TASK GOAL - The entries below should be given again exactly, minus their pictures.
Start of DATASET ENTRIES
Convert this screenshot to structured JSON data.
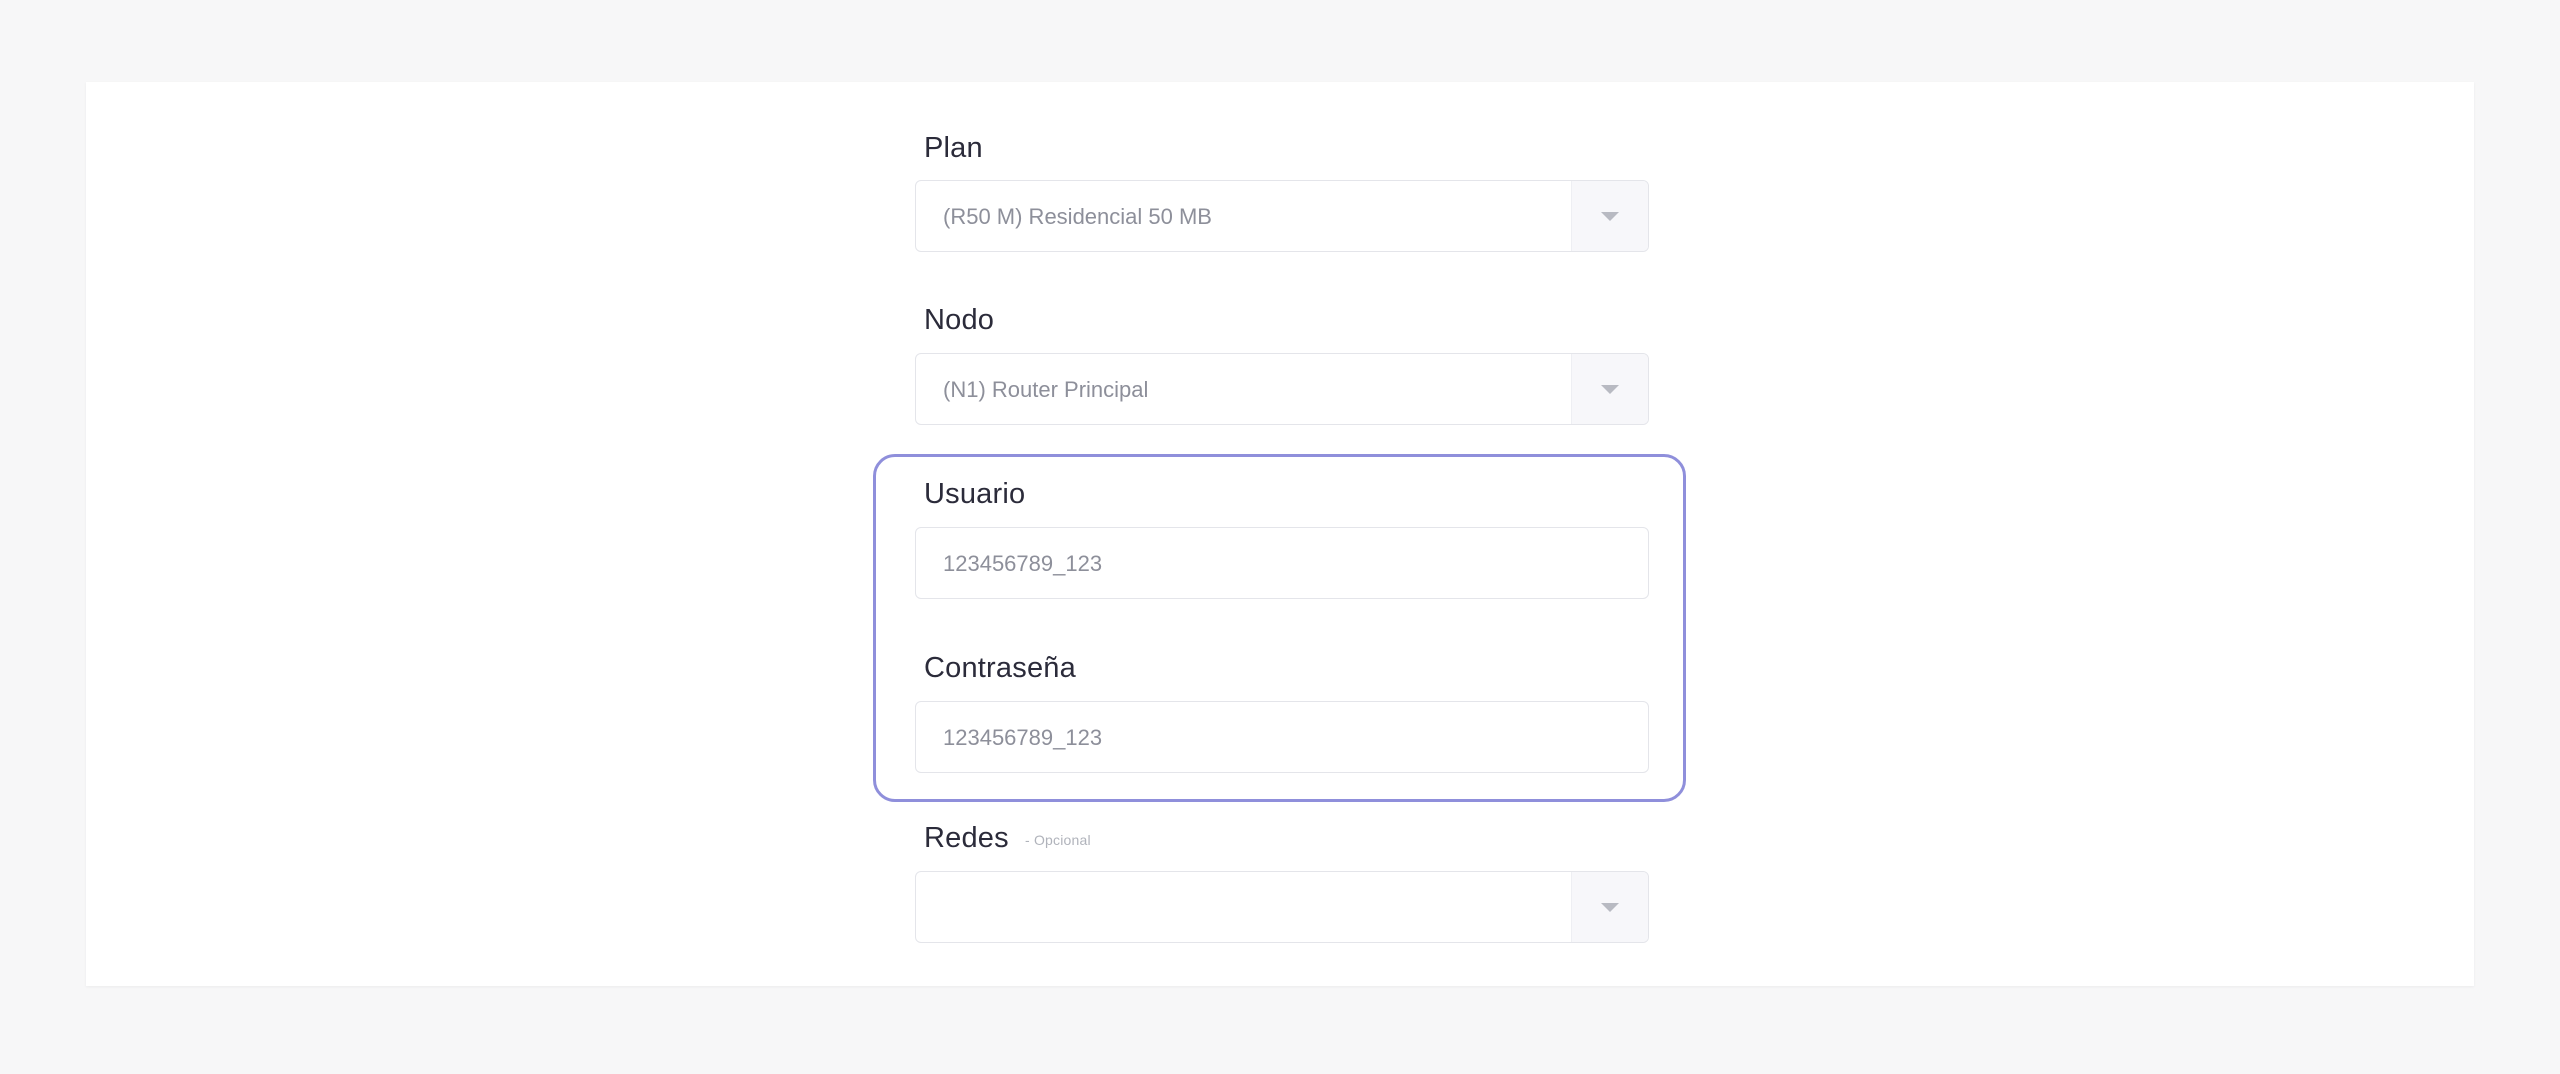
{
  "form": {
    "plan": {
      "label": "Plan",
      "selected": "(R50 M) Residencial 50 MB"
    },
    "nodo": {
      "label": "Nodo",
      "selected": "(N1) Router Principal"
    },
    "usuario": {
      "label": "Usuario",
      "placeholder": "123456789_123"
    },
    "contrasena": {
      "label": "Contraseña",
      "placeholder": "123456789_123"
    },
    "redes": {
      "label": "Redes",
      "optional": "- Opcional",
      "selected": ""
    }
  },
  "colors": {
    "highlight": "#8f8fdb",
    "page_bg": "#f7f7f8",
    "card_bg": "#ffffff"
  }
}
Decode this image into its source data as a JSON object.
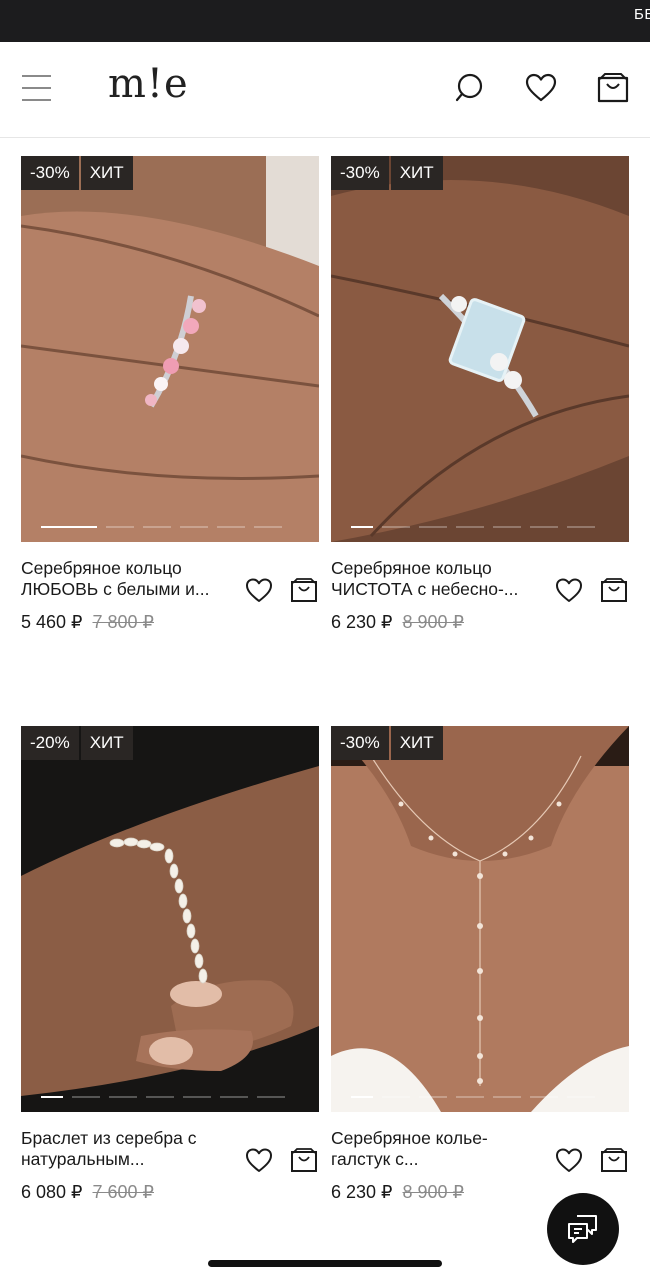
{
  "promo": {
    "text": "БЕ"
  },
  "header": {
    "logo": "m!e",
    "icons": [
      "menu-icon",
      "search-icon",
      "heart-icon",
      "bag-icon"
    ]
  },
  "products": [
    {
      "badges": [
        "-30%",
        "ХИТ"
      ],
      "name_line1": "Серебряное кольцо",
      "name_line2": "ЛЮБОВЬ с белыми и...",
      "price": "5 460 ₽",
      "old_price": "7 800 ₽"
    },
    {
      "badges": [
        "-30%",
        "ХИТ"
      ],
      "name_line1": "Серебряное кольцо",
      "name_line2": "ЧИСТОТА с небесно-...",
      "price": "6 230 ₽",
      "old_price": "8 900 ₽"
    },
    {
      "badges": [
        "-20%",
        "ХИТ"
      ],
      "name_line1": "Браслет из серебра с",
      "name_line2": "натуральным...",
      "price": "6 080 ₽",
      "old_price": "7 600 ₽"
    },
    {
      "badges": [
        "-30%",
        "ХИТ"
      ],
      "name_line1": "Серебряное колье-",
      "name_line2": "галстук с...",
      "price": "6 230 ₽",
      "old_price": "8 900 ₽"
    }
  ],
  "colors": {
    "badge_bg": "#2a2624",
    "text": "#1a1a1a",
    "old_price": "#8a8a8a"
  },
  "chat": {
    "icon": "chat-icon"
  }
}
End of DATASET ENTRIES
ANSWER TO THIS EXERCISE -
Convert this screenshot to structured JSON data.
{
  "form": {
    "plan": {
      "label": "Plan",
      "selected": "(R50 M) Residencial 50 MB"
    },
    "nodo": {
      "label": "Nodo",
      "selected": "(N1) Router Principal"
    },
    "usuario": {
      "label": "Usuario",
      "placeholder": "123456789_123"
    },
    "contrasena": {
      "label": "Contraseña",
      "placeholder": "123456789_123"
    },
    "redes": {
      "label": "Redes",
      "optional": "- Opcional",
      "selected": ""
    }
  },
  "colors": {
    "highlight": "#8f8fdb",
    "page_bg": "#f7f7f8",
    "card_bg": "#ffffff"
  }
}
Decode this image into its source data as a JSON object.
{
  "promo": {
    "text": "БЕ"
  },
  "header": {
    "logo": "m!e",
    "icons": [
      "menu-icon",
      "search-icon",
      "heart-icon",
      "bag-icon"
    ]
  },
  "products": [
    {
      "badges": [
        "-30%",
        "ХИТ"
      ],
      "name_line1": "Серебряное кольцо",
      "name_line2": "ЛЮБОВЬ с белыми и...",
      "price": "5 460 ₽",
      "old_price": "7 800 ₽"
    },
    {
      "badges": [
        "-30%",
        "ХИТ"
      ],
      "name_line1": "Серебряное кольцо",
      "name_line2": "ЧИСТОТА с небесно-...",
      "price": "6 230 ₽",
      "old_price": "8 900 ₽"
    },
    {
      "badges": [
        "-20%",
        "ХИТ"
      ],
      "name_line1": "Браслет из серебра с",
      "name_line2": "натуральным...",
      "price": "6 080 ₽",
      "old_price": "7 600 ₽"
    },
    {
      "badges": [
        "-30%",
        "ХИТ"
      ],
      "name_line1": "Серебряное колье-",
      "name_line2": "галстук с...",
      "price": "6 230 ₽",
      "old_price": "8 900 ₽"
    }
  ],
  "colors": {
    "badge_bg": "#2a2624",
    "text": "#1a1a1a",
    "old_price": "#8a8a8a"
  },
  "chat": {
    "icon": "chat-icon"
  }
}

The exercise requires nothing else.